The inspectors also went to a chemical engineering design firm as well as two other locations in Baghdad: the Eyz Co. and the Salam Factory. The Eyz Co. produces electronic, communication and power distribution equipment. The Salam Factory produces communications equipment for civilian and military purposes.

Also Sunday, 12 more U.N. inspectors arrived in Baghdad, bringing to 110 the number of those who have worked in Iraq since inspections resumed Nov. 27 after a four-year break.

The customs department was one of the more unusual stops for the inspectors looking for biological, chemical or nuclear arms. Previously, the inspectors visited a variety of sites, from al-Tuwaitha, Iraq's major nuclear research center, to a factory Iraq says produces baby milk but the United States claimed made biological weapons. The inspectors also have explored one of President Saddam Hussein's palaces.

A day earlier, in response to a key U.N. demand, Iraq gave the inspectors a list of more than 500 scientists who have worked on nuclear, chemical, biological and missile programs.

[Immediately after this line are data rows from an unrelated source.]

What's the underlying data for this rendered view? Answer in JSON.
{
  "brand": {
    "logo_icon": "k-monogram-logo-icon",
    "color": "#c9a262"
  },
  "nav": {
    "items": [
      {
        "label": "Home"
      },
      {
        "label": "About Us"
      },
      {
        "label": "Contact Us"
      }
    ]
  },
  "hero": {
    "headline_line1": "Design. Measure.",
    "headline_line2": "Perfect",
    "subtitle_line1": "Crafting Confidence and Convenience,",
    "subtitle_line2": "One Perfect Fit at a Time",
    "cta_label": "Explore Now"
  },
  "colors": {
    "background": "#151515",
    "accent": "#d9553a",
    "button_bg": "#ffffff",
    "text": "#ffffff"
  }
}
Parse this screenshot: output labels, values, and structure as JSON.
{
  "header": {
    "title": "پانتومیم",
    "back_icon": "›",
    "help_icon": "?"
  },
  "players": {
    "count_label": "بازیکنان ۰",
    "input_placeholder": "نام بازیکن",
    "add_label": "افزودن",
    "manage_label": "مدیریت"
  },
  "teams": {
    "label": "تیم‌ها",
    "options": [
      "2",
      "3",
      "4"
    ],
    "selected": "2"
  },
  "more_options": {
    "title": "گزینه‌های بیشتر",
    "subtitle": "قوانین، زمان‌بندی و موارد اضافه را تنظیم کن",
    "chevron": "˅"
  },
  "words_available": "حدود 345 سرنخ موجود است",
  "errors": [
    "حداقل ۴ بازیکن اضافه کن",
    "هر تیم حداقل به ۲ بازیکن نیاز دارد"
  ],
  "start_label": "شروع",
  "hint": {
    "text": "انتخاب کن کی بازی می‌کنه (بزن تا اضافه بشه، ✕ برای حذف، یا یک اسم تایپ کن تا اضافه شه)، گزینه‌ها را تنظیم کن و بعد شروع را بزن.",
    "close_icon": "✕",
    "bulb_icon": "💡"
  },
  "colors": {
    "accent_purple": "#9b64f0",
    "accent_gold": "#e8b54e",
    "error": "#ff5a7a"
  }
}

U.N. weapons sleuths hope that the list, written in Arabic, will open more avenues to learning about Iraq's suspected weapons of mass destruction programs.

Meanwhile Sunday, an electrical short circuit meant Iraqis were allowed into a place usually off-limits -- the inspectors' headquarters.

U.N. spokesman Hiro Ueki said a small fire from the short circuit broke out on the ground floor at about 7 a.m. but was extinguished quickly.

"It did not affect the premises for inspectors, which are located on the top floor," Ueki said.

An Iraqi civil defense official, who refused to give his name, said the short circuit was in the computer room. Three Iraqi fire engines and a police car raced to the hotel that has been converted into offices and living quarters for inspectors on the outskirts of Baghdad. Iraqi firefighters left the hotel carrying scorched papers and small pieces of twisted metal.

Security has been tight at the three-story Canal Hotel. Cleaning and maintenance crews from Cyprus, where the inspectors have another base, were flown in to ensure Iraqi access to the building would be minimal. The building was swept for electronic listening devices before the inspectors moved in.

While strenuously denying it possesses weapons of mass destruction, Iraq so far has complied with most Security Council requirements, including allowing the inspectors in and giving them access to sites, delivering a declaration on the state of its weapons programs, and handing over Saturday's list of scientists.

Under the world body's tough new sanctions regime, U.N. inspectors are allowed to speak to Iraqi scientists in private and even take them outside the country for interviews -- requirements Washington hopes will prompt scientists to reveal hidden arms programs.

Inspectors have spoken with engineers and experts at sites they have searched and have reported two formal interviews with Iraqi scientists, both on nuclear programs.

Both scientists told reporters they wanted to be interviewed with Iraqi officials in attendance and were. Iraqi officials have said they do not believe it is necessary for scientists to be taken out of the country but will allow it if a scientist consents.

If Iraq convinces inspectors it is not hiding weapons of mass destruction, it might avoid a U.S. military strike. But inspectors have said Iraq's weapons declaration is wanting, and America has dismissed it as a lie.